I don’t say this often, but thanks to NPR — for pointing out Tuesday morning that, while Clinton and Obama are duking it out for the Democratic nomination in Pennsylvania, John McCain, the presumptive Republican nominee, will be at the Supreme Court, at least in spirit.
The robed nine will be hearing oral arguments in a case involving the so-called "millionaires’ amendment" to the McCain-Feingold campaign finance law.
As The New York Times described it,
The millionaires’ amendment, or Section 319 of the McCain-Feingold law, is triggered when a candidate for the House of Representatives spends more than $350,000 in personal funds on his or her own campaign. The candidate’s opponent is then allowed, if certain other conditions are met, to accept larger campaign contributions than the law would normally permit.
While McCain will no doubt be interested in how the high court sorts this one out, he has more immediate legal concerns. The Democratic National Committee this month went to court, trying to get the Federal Election Commission to investigate his decision to unilaterally withdraw from the FEC’s matching funds program. The DNC also charges that McCain’s campaign is breaking the spending limits it agreed to when applying for the matching funds.

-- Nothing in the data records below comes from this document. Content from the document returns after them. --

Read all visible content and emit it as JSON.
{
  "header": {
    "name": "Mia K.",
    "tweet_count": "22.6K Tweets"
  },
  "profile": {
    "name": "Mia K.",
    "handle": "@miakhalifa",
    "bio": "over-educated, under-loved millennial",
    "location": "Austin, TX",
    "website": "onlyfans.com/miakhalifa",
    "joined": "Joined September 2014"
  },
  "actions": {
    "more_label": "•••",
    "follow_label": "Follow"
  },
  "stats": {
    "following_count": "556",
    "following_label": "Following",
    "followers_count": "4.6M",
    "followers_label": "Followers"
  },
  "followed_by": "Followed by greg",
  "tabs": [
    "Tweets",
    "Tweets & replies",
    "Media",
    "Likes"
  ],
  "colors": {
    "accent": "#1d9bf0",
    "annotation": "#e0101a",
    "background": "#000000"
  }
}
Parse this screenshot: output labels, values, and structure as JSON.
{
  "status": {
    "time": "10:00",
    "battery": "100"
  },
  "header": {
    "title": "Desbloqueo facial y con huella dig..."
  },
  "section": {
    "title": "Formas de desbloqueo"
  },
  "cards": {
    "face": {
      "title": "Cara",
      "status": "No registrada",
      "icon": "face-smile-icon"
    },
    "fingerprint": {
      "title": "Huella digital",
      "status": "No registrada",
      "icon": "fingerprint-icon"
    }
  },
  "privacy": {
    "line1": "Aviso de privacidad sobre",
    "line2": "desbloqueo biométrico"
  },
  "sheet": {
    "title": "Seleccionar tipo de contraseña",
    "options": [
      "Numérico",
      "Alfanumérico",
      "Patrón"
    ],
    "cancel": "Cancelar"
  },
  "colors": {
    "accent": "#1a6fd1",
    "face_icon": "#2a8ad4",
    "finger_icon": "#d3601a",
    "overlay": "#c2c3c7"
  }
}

One thing is clear: it’s a good time to be a campaign finance lawyer.